Um, my high school is a boarding school uh its like in the suburb area. Um, it used to be a Japanese concentration camp during the World War II. I think it became a high school in 1903 and then during World War II, its, like, occupied by the Japanese. And um, theres this one story about a guillotine and um, well Ive never seen it myself but uh supposedly in a locked part of the school property and students are not allowed to go there. I dont know where it is exactly though. Its like .I think its by the classroom block .but Im not sure. And supposedly if you see it, youre gonna get bad luck cause youre not supposed to and there was this one guy in my class that um got left back in the seventh grade for three years and people were saying that he saw it. He was trying to investigate it and it was really bad luck and thats why he got left back for three years. But Ive never heard him confess that he saw it. Cause seventh grade was actually the first year we, um, started school in that school and um so everyone was like talking about that so my friends and I decided to ask one of the teachers. Um so we asked him and he said he doesnt believe it and that people are just making it up to gossip about something. And um at the time we felt like um he was just trying to comfort us cause we appeared to be really, really disturbed by it. I guess it was a big thing for us because not many schools have that history of being occupied by the Japanese in World War II and I guess it was something that was really interesting to them .like, to the seventh graders.
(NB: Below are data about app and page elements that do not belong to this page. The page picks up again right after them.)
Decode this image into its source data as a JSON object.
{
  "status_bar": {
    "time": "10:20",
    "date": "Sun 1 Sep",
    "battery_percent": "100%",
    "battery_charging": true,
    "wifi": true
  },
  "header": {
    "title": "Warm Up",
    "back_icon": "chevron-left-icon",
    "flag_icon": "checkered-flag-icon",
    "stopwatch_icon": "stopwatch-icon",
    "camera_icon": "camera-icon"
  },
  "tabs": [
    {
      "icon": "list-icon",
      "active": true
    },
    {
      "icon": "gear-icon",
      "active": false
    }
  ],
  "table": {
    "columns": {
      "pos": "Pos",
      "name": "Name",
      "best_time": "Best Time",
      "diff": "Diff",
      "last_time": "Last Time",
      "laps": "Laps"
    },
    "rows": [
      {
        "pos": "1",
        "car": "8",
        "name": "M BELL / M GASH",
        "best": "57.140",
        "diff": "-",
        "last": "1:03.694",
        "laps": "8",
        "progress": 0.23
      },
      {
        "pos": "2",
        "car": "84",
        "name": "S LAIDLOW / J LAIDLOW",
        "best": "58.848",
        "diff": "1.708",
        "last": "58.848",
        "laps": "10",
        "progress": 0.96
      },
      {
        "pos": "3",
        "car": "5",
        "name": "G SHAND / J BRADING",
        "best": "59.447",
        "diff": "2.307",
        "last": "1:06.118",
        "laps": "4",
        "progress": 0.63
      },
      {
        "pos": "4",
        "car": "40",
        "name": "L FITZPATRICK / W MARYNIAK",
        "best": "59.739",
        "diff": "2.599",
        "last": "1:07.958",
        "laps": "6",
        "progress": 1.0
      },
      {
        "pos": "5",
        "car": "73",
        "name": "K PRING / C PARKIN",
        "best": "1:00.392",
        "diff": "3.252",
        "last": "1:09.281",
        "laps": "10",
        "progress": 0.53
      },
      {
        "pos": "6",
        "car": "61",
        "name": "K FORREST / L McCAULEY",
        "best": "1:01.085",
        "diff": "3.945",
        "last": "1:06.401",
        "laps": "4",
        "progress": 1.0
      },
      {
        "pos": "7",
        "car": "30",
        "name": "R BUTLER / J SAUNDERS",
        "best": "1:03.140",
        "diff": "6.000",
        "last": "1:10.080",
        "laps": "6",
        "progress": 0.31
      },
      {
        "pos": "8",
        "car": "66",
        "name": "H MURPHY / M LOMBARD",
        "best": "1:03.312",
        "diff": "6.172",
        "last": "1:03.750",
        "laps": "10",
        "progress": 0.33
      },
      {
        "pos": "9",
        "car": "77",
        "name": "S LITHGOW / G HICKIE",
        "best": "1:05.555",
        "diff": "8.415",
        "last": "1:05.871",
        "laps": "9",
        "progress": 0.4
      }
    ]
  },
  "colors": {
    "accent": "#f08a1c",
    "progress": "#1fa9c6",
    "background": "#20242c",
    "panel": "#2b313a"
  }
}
Like, right now I wouldnt really believe it but if there is a guillotine at my school, I wouldnt be surprised cause of the history. It was a Japanese concentration camp. Thats like true everyone knows that. So I wouldnt be surprised if they found something. But if you ask me, Id tell you that I dont think itll be there it might be at a museum, but not at my school.
I agree with Stephanie that because of her schools interesting historical background, students would naturally be curious about any possible remaining traces of the schools past. The guillotine is a common conversation topic especially among new students because it serves as a form of bonding experience and helps establish their identity as a member of the school. Knowledge of the schools past and this guillotine legend excludes nonmembers and identifies those who actually go to the school. I agree with Stephanie that it is definitely conceivable that, given the schools history as a former Japanese concentration camp, there might be a guillotine remaining on the schools property. But at the same time, it doesnt make sense that the guillotine (if it does exist) isnt donated to a museum instead. It doesnt do the school any good to keep it locked and hidden.